* EXERCISE INSTRUCTIONS:
From the records beneath, determine how many lines contain "Guitar" and report only that figure.

[Data about app and page elements]
=== Begin Enclosure ===

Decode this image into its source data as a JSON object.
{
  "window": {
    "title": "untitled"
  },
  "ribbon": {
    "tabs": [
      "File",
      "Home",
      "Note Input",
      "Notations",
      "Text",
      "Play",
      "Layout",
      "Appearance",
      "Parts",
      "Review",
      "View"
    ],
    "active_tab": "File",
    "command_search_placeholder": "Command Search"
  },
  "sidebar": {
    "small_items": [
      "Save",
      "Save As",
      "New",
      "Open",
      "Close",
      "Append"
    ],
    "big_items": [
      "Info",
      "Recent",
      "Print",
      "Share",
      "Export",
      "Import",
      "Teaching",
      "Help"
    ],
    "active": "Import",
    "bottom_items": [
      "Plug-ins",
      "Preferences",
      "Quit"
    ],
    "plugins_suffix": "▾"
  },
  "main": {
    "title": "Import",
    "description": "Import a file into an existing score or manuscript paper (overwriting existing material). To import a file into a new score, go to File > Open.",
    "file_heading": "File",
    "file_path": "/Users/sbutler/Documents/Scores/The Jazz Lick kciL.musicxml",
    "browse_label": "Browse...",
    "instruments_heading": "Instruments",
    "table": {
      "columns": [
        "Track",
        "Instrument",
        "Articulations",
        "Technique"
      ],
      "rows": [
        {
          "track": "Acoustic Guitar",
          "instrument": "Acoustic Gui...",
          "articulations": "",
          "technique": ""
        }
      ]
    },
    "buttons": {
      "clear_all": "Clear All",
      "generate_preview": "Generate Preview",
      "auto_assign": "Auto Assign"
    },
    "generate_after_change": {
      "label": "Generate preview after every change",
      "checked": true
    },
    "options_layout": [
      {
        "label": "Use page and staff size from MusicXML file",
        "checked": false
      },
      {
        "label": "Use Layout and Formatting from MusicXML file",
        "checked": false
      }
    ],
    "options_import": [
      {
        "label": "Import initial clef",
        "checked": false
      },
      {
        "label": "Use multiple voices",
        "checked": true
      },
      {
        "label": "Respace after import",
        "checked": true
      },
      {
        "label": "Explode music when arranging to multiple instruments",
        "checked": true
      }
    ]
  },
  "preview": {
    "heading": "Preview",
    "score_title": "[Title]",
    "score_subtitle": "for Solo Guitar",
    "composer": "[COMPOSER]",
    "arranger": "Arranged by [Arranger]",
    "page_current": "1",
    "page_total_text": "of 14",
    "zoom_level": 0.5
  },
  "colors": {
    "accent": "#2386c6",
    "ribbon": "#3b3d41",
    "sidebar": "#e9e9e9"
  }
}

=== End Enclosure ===

* ANSWER AREA:
2